Assignment:
Count only the lines of the records that hold "kind", then give the number without any other words.

Information:
——

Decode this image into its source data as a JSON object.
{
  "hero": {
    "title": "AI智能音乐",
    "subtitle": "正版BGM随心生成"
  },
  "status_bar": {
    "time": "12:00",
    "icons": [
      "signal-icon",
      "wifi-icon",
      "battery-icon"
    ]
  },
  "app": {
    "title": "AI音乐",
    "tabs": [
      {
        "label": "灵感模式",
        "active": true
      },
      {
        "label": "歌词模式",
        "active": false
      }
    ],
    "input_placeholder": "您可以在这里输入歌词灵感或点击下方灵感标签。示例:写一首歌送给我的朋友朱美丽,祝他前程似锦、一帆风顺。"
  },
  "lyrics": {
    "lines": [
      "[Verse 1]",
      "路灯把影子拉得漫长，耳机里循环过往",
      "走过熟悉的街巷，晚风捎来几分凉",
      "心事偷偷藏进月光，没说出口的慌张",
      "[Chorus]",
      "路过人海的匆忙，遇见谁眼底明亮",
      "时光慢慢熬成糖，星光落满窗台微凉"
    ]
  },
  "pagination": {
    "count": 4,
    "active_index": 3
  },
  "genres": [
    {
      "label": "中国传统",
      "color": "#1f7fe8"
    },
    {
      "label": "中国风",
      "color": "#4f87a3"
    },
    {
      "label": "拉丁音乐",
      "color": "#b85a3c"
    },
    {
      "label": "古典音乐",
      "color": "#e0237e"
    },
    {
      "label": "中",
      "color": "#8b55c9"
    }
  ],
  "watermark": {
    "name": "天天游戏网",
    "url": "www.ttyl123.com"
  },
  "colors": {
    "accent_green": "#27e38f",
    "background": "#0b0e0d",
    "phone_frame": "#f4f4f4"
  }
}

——

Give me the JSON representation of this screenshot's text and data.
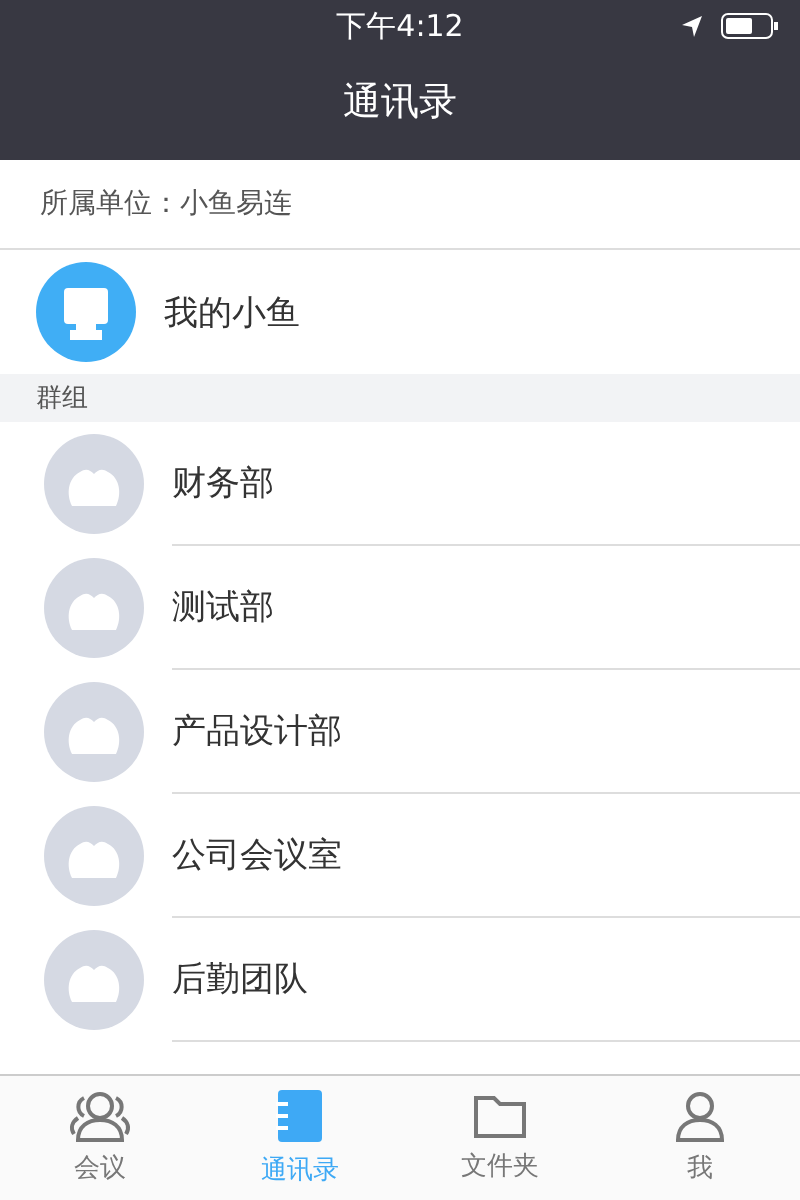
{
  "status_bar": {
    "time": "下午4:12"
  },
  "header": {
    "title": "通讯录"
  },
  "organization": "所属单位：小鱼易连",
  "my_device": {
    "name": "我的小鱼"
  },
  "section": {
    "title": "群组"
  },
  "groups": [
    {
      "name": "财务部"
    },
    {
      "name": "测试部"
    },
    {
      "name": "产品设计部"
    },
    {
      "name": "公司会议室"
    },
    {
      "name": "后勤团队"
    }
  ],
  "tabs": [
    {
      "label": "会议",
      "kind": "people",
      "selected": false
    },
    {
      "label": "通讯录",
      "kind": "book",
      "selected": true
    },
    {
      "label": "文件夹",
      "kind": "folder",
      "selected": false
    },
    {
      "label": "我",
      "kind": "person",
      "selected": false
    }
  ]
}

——

Answer space:
4